*** Opening EXCERPTED RECORDS ***

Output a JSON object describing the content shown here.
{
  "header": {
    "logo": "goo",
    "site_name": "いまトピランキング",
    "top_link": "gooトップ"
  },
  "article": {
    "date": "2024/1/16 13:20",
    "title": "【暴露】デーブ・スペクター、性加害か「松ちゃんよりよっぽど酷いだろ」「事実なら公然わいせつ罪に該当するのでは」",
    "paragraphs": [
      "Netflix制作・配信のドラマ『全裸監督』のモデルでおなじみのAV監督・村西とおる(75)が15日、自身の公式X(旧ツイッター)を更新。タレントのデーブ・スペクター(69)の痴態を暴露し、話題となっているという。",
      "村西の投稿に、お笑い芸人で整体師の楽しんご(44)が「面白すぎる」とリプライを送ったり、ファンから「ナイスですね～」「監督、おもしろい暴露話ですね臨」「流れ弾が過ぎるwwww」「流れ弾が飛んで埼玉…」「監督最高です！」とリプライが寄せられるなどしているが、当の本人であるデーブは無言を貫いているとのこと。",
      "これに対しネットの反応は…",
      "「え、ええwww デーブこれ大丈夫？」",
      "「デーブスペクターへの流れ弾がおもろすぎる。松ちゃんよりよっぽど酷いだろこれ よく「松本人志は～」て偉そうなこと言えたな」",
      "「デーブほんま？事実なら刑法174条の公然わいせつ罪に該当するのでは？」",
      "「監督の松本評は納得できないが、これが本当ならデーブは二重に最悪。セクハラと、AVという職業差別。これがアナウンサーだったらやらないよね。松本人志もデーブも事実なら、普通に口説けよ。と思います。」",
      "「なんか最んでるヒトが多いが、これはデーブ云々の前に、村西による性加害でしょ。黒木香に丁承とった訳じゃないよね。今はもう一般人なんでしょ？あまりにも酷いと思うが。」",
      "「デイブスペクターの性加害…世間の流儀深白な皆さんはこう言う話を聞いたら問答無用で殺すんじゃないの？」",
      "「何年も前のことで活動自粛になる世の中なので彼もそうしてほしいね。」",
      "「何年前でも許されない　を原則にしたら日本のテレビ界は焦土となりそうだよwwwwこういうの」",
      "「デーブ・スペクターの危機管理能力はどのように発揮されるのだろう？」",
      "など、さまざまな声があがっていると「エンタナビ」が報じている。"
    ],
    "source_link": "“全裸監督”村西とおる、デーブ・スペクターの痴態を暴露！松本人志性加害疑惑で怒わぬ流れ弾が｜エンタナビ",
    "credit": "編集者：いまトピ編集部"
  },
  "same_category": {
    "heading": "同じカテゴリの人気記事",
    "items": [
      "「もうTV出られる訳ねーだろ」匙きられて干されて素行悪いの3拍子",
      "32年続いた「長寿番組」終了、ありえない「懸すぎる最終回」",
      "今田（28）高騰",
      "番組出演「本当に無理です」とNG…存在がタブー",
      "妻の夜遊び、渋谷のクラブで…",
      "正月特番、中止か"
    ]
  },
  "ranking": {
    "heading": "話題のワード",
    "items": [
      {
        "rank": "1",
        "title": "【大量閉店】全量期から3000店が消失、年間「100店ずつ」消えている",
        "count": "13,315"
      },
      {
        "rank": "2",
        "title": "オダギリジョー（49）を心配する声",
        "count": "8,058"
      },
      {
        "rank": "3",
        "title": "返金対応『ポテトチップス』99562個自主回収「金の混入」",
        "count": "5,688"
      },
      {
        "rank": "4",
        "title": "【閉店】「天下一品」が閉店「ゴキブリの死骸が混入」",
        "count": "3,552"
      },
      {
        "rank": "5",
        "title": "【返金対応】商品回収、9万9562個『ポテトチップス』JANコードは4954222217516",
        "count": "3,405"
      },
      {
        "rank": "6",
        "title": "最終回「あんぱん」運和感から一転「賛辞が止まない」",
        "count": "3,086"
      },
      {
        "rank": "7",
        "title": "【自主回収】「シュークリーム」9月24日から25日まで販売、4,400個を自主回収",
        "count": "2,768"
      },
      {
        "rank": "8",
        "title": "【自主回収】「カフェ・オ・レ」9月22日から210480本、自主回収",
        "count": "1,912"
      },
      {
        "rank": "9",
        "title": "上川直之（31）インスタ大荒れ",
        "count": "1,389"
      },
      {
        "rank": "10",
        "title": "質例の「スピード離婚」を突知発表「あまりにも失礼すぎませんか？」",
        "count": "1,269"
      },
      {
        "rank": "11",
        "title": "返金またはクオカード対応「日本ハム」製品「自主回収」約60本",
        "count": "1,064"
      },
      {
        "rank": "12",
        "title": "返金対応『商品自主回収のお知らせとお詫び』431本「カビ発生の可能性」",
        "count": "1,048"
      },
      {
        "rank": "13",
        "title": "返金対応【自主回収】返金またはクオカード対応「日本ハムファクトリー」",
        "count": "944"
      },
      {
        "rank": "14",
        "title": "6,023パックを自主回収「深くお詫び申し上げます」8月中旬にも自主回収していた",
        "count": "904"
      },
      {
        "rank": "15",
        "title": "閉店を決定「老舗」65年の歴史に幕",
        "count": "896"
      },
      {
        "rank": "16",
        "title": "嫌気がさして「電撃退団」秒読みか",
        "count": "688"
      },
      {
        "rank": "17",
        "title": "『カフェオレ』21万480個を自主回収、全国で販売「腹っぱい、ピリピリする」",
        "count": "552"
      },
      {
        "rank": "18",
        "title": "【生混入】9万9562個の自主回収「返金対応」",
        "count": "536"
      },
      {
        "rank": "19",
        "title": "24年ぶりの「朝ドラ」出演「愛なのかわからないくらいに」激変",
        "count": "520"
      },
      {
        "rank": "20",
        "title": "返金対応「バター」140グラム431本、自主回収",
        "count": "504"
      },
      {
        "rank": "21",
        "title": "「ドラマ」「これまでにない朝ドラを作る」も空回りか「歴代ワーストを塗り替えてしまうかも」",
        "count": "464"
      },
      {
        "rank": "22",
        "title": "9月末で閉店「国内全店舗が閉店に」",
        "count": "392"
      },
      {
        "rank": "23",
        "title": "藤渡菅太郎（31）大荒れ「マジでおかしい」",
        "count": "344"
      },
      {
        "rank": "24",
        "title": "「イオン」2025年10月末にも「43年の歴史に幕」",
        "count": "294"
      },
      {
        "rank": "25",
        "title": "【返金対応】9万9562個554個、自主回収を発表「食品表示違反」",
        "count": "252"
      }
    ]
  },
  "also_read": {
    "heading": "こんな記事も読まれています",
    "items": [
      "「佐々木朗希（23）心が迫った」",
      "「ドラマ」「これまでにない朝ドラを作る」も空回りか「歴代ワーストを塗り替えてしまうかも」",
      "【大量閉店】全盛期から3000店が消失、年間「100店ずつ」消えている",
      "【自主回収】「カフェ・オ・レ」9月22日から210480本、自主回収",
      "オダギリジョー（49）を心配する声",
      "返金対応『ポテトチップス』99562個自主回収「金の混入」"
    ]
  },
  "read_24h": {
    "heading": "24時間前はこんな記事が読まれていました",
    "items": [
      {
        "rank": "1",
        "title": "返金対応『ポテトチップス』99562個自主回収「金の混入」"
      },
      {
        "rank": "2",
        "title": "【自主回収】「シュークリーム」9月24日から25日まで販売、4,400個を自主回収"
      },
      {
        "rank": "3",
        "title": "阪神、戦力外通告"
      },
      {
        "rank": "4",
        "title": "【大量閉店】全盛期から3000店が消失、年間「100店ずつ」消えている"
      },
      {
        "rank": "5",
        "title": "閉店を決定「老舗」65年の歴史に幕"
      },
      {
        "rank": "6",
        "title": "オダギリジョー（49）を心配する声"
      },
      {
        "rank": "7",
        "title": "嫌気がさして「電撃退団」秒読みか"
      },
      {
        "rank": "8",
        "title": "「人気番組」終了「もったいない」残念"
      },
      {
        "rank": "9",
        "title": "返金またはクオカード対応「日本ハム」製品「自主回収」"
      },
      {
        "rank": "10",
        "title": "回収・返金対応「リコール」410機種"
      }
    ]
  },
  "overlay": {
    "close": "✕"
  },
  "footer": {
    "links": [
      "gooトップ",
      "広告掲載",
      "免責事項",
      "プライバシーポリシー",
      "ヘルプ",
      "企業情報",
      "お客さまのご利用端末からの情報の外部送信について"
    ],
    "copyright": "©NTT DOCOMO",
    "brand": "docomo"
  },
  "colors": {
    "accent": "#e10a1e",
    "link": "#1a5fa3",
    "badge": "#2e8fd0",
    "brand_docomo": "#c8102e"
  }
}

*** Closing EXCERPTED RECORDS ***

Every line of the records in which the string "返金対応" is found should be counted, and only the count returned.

WORKED SOLUTION:
10